--- Exercise objective ---
Go through the data below and copy each line where the word "this" occurs.

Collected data
-- Opening Marker --
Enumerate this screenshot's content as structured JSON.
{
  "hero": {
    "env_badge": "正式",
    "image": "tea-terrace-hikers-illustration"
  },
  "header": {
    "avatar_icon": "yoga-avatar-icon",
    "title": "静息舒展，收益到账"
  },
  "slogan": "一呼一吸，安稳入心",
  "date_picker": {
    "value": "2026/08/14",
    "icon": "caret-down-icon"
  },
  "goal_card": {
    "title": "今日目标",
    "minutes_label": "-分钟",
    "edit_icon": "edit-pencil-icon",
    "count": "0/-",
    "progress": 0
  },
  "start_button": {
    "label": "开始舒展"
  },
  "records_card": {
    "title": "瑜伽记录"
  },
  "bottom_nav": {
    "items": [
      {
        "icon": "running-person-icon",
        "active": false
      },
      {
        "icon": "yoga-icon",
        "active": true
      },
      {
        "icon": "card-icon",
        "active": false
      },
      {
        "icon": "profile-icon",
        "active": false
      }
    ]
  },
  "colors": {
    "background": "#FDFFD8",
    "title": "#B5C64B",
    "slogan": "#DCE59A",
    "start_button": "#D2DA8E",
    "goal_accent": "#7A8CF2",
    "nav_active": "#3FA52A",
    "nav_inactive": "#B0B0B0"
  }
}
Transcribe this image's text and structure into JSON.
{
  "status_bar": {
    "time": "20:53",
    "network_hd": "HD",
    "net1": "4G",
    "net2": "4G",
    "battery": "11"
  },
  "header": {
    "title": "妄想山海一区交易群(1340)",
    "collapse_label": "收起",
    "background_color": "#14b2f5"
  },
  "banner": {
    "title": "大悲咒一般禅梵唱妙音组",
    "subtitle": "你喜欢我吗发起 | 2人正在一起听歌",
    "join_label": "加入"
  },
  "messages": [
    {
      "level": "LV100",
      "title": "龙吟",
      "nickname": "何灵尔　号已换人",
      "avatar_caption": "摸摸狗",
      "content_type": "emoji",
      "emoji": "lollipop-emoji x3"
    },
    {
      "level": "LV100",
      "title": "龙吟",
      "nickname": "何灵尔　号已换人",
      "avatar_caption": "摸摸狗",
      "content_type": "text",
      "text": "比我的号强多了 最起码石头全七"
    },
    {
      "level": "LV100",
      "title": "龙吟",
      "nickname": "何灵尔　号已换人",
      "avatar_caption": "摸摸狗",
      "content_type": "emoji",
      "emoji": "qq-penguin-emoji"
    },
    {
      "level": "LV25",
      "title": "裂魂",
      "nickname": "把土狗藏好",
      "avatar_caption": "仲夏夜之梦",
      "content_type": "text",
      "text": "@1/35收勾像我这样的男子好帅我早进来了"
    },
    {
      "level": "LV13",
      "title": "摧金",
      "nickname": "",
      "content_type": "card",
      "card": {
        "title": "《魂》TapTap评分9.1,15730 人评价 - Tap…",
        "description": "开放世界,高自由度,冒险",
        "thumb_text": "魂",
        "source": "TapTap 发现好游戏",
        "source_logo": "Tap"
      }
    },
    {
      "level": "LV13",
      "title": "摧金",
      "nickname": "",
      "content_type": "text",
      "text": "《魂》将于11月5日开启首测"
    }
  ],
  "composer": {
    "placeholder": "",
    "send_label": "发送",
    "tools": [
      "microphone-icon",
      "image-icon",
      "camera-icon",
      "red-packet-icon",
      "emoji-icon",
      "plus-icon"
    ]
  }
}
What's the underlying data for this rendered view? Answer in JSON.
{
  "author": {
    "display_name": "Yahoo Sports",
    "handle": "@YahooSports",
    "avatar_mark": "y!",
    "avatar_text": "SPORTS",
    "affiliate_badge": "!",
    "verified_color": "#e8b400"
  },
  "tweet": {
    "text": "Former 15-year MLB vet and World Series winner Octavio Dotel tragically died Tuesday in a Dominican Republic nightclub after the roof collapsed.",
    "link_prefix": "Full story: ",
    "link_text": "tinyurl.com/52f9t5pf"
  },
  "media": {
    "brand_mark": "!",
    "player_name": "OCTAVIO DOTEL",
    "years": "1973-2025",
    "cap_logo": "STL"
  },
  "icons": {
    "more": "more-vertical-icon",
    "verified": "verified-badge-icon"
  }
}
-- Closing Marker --
--- Task output ---
Enumerate this screenshot's content as structured JSON.
Transcribe this image's text and structure into JSON.
What's the underlying data for this rendered view? Answer in JSON.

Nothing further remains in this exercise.